● **Task goal**:
Find every line in the records below that contains the word "weight", and copy each such line.

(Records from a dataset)
------------------------------------------------

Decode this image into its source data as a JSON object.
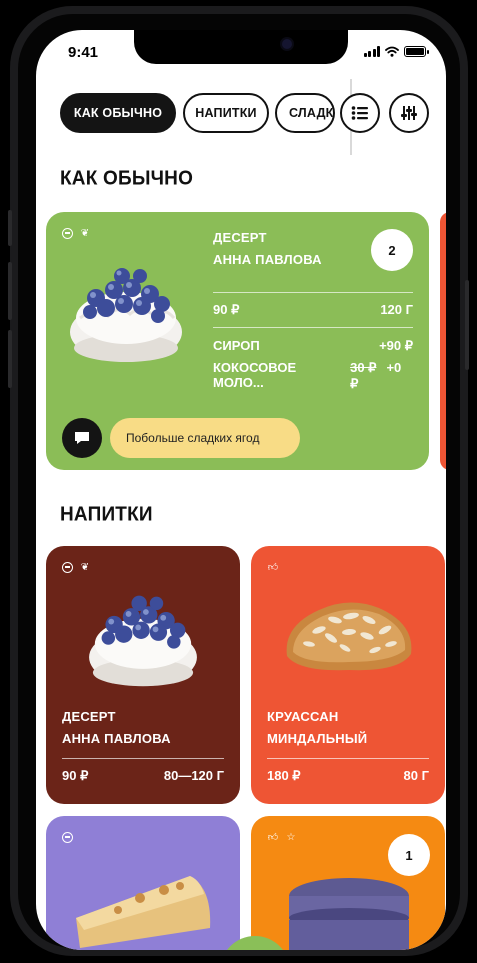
{
  "status_bar": {
    "time": "9:41"
  },
  "tabs": [
    {
      "label": "КАК ОБЫЧНО",
      "active": true
    },
    {
      "label": "НАПИТКИ",
      "active": false
    },
    {
      "label": "СЛАДКОЕ",
      "active": false
    }
  ],
  "toolbar": {
    "list_icon": "list-icon",
    "filter_icon": "filter-sliders-icon"
  },
  "sections": {
    "usual_title": "КАК ОБЫЧНО",
    "drinks_title": "НАПИТКИ"
  },
  "usual_card": {
    "color": "#8bbd57",
    "name_line1": "ДЕСЕРТ",
    "name_line2": "АННА ПАВЛОВА",
    "quantity": "2",
    "price": "90 ₽",
    "weight": "120 Г",
    "syrup_label": "СИРОП",
    "syrup_price": "+90 ₽",
    "milk_label": "КОКОСОВОЕ МОЛО...",
    "milk_old_price": "30 ₽",
    "milk_price": "+0 ₽",
    "comment": "Побольше сладких ягод"
  },
  "drink_cards": [
    {
      "color": "#6b2418",
      "name_line1": "ДЕСЕРТ",
      "name_line2": "АННА ПАВЛОВА",
      "price": "90 ₽",
      "weight": "80—120 Г"
    },
    {
      "color": "#ee5534",
      "name_line1": "КРУАССАН",
      "name_line2": "МИНДАЛЬНЫЙ",
      "price": "180 ₽",
      "weight": "80 Г"
    }
  ],
  "bottom_cards": [
    {
      "color": "#8f7fd6"
    },
    {
      "color": "#f58a12",
      "quantity": "1"
    }
  ],
  "colors": {
    "accent_green": "#8abf58",
    "comment_yellow": "#f8dc86",
    "orange_peek": "#ee5534"
  }
}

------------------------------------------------

● **Answer space**:
    "weight": "120 Г",
      "weight": "80—120 Г"
      "weight": "80 Г"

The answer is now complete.